> _Description of the task_: Every record must be output verbatim in the reply.

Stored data
*** Begin section ***
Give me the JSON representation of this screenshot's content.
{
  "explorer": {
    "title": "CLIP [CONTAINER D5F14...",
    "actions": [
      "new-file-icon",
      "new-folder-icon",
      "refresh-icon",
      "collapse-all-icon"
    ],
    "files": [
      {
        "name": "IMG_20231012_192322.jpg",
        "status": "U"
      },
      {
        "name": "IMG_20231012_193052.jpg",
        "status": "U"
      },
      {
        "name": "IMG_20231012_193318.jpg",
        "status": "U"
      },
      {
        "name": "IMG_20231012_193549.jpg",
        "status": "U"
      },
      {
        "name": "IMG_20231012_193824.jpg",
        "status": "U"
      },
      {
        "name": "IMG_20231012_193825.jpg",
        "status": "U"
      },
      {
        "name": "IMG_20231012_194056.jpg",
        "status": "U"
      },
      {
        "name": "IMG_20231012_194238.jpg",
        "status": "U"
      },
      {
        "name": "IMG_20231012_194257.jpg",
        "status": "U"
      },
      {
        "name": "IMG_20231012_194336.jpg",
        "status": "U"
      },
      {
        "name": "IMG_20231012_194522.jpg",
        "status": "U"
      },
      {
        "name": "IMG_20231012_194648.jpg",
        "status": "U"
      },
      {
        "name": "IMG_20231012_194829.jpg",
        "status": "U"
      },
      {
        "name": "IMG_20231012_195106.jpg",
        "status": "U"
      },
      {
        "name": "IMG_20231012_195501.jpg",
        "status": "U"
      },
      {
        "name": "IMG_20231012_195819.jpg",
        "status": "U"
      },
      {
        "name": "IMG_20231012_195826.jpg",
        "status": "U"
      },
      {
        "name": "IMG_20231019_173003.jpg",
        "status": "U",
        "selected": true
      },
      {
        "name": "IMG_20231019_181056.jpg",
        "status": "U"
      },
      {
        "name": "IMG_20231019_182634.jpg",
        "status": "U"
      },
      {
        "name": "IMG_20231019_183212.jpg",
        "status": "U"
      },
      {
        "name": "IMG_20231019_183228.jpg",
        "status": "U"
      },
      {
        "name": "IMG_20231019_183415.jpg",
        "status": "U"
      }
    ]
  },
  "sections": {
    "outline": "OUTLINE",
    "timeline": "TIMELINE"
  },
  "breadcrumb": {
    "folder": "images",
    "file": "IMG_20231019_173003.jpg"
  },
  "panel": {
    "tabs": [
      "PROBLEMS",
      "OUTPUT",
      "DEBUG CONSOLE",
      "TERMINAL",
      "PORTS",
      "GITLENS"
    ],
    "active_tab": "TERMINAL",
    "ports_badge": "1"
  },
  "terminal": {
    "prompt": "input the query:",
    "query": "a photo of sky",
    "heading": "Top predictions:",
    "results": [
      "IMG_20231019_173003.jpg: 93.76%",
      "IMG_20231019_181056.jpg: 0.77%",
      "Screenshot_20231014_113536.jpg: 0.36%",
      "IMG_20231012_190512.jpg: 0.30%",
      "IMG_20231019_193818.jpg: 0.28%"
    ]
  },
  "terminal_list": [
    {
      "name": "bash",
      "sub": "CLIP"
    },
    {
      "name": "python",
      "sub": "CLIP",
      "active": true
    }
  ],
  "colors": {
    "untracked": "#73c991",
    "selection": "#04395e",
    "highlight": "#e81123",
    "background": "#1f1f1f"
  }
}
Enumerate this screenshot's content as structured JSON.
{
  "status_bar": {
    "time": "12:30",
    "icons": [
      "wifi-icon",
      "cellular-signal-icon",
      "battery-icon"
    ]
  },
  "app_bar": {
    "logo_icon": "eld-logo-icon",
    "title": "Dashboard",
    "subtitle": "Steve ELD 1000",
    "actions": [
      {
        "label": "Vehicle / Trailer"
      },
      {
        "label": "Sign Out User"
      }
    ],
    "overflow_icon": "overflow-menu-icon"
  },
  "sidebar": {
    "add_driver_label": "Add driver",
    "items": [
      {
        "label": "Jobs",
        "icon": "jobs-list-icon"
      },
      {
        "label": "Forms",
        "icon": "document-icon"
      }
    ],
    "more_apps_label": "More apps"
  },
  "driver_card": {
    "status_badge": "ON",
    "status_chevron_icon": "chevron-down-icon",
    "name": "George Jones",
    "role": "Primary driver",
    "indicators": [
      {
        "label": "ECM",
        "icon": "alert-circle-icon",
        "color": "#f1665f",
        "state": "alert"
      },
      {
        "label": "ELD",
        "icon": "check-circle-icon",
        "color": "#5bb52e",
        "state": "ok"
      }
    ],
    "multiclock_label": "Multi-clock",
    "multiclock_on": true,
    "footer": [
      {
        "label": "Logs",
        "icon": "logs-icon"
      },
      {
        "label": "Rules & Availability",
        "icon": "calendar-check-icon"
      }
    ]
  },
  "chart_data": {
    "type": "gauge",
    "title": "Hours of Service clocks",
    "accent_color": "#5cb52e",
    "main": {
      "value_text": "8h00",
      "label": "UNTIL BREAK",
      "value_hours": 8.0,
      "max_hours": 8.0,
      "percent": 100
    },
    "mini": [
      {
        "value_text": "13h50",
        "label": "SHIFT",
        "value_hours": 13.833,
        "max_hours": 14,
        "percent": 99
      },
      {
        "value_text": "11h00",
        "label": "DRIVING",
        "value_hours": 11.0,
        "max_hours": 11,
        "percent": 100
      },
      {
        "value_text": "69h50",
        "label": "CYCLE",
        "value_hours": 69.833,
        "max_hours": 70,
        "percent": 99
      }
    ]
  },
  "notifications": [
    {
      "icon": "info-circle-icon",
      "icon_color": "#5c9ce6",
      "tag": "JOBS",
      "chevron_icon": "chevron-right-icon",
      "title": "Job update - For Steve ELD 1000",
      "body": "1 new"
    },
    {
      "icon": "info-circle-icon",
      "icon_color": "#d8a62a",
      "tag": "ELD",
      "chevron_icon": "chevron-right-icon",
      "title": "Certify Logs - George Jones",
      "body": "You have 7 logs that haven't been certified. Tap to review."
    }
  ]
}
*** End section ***
> _Written answer_:
Give me the JSON representation of this screenshot's content.
{
  "explorer": {
    "title": "CLIP [CONTAINER D5F14...",
    "actions": [
      "new-file-icon",
      "new-folder-icon",
      "refresh-icon",
      "collapse-all-icon"
    ],
    "files": [
      {
        "name": "IMG_20231012_192322.jpg",
        "status": "U"
      },
      {
        "name": "IMG_20231012_193052.jpg",
        "status": "U"
      },
      {
        "name": "IMG_20231012_193318.jpg",
        "status": "U"
      },
      {
        "name": "IMG_20231012_193549.jpg",
        "status": "U"
      },
      {
        "name": "IMG_20231012_193824.jpg",
        "status": "U"
      },
      {
        "name": "IMG_20231012_193825.jpg",
        "status": "U"
      },
      {
        "name": "IMG_20231012_194056.jpg",
        "status": "U"
      },
      {
        "name": "IMG_20231012_194238.jpg",
        "status": "U"
      },
      {
        "name": "IMG_20231012_194257.jpg",
        "status": "U"
      },
      {
        "name": "IMG_20231012_194336.jpg",
        "status": "U"
      },
      {
        "name": "IMG_20231012_194522.jpg",
        "status": "U"
      },
      {
        "name": "IMG_20231012_194648.jpg",
        "status": "U"
      },
      {
        "name": "IMG_20231012_194829.jpg",
        "status": "U"
      },
      {
        "name": "IMG_20231012_195106.jpg",
        "status": "U"
      },
      {
        "name": "IMG_20231012_195501.jpg",
        "status": "U"
      },
      {
        "name": "IMG_20231012_195819.jpg",
        "status": "U"
      },
      {
        "name": "IMG_20231012_195826.jpg",
        "status": "U"
      },
      {
        "name": "IMG_20231019_173003.jpg",
        "status": "U",
        "selected": true
      },
      {
        "name": "IMG_20231019_181056.jpg",
        "status": "U"
      },
      {
        "name": "IMG_20231019_182634.jpg",
        "status": "U"
      },
      {
        "name": "IMG_20231019_183212.jpg",
        "status": "U"
      },
      {
        "name": "IMG_20231019_183228.jpg",
        "status": "U"
      },
      {
        "name": "IMG_20231019_183415.jpg",
        "status": "U"
      }
    ]
  },
  "sections": {
    "outline": "OUTLINE",
    "timeline": "TIMELINE"
  },
  "breadcrumb": {
    "folder": "images",
    "file": "IMG_20231019_173003.jpg"
  },
  "panel": {
    "tabs": [
      "PROBLEMS",
      "OUTPUT",
      "DEBUG CONSOLE",
      "TERMINAL",
      "PORTS",
      "GITLENS"
    ],
    "active_tab": "TERMINAL",
    "ports_badge": "1"
  },
  "terminal": {
    "prompt": "input the query:",
    "query": "a photo of sky",
    "heading": "Top predictions:",
    "results": [
      "IMG_20231019_173003.jpg: 93.76%",
      "IMG_20231019_181056.jpg: 0.77%",
      "Screenshot_20231014_113536.jpg: 0.36%",
      "IMG_20231012_190512.jpg: 0.30%",
      "IMG_20231019_193818.jpg: 0.28%"
    ]
  },
  "terminal_list": [
    {
      "name": "bash",
      "sub": "CLIP"
    },
    {
      "name": "python",
      "sub": "CLIP",
      "active": true
    }
  ],
  "colors": {
    "untracked": "#73c991",
    "selection": "#04395e",
    "highlight": "#e81123",
    "background": "#1f1f1f"
  }
}
Enumerate this screenshot's content as structured JSON.
{
  "status_bar": {
    "time": "12:30",
    "icons": [
      "wifi-icon",
      "cellular-signal-icon",
      "battery-icon"
    ]
  },
  "app_bar": {
    "logo_icon": "eld-logo-icon",
    "title": "Dashboard",
    "subtitle": "Steve ELD 1000",
    "actions": [
      {
        "label": "Vehicle / Trailer"
      },
      {
        "label": "Sign Out User"
      }
    ],
    "overflow_icon": "overflow-menu-icon"
  },
  "sidebar": {
    "add_driver_label": "Add driver",
    "items": [
      {
        "label": "Jobs",
        "icon": "jobs-list-icon"
      },
      {
        "label": "Forms",
        "icon": "document-icon"
      }
    ],
    "more_apps_label": "More apps"
  },
  "driver_card": {
    "status_badge": "ON",
    "status_chevron_icon": "chevron-down-icon",
    "name": "George Jones",
    "role": "Primary driver",
    "indicators": [
      {
        "label": "ECM",
        "icon": "alert-circle-icon",
        "color": "#f1665f",
        "state": "alert"
      },
      {
        "label": "ELD",
        "icon": "check-circle-icon",
        "color": "#5bb52e",
        "state": "ok"
      }
    ],
    "multiclock_label": "Multi-clock",
    "multiclock_on": true,
    "footer": [
      {
        "label": "Logs",
        "icon": "logs-icon"
      },
      {
        "label": "Rules & Availability",
        "icon": "calendar-check-icon"
      }
    ]
  },
  "chart_data": {
    "type": "gauge",
    "title": "Hours of Service clocks",
    "accent_color": "#5cb52e",
    "main": {
      "value_text": "8h00",
      "label": "UNTIL BREAK",
      "value_hours": 8.0,
      "max_hours": 8.0,
      "percent": 100
    },
    "mini": [
      {
        "value_text": "13h50",
        "label": "SHIFT",
        "value_hours": 13.833,
        "max_hours": 14,
        "percent": 99
      },
      {
        "value_text": "11h00",
        "label": "DRIVING",
        "value_hours": 11.0,
        "max_hours": 11,
        "percent": 100
      },
      {
        "value_text": "69h50",
        "label": "CYCLE",
        "value_hours": 69.833,
        "max_hours": 70,
        "percent": 99
      }
    ]
  },
  "notifications": [
    {
      "icon": "info-circle-icon",
      "icon_color": "#5c9ce6",
      "tag": "JOBS",
      "chevron_icon": "chevron-right-icon",
      "title": "Job update - For Steve ELD 1000",
      "body": "1 new"
    },
    {
      "icon": "info-circle-icon",
      "icon_color": "#d8a62a",
      "tag": "ELD",
      "chevron_icon": "chevron-right-icon",
      "title": "Certify Logs - George Jones",
      "body": "You have 7 logs that haven't been certified. Tap to review."
    }
  ]
}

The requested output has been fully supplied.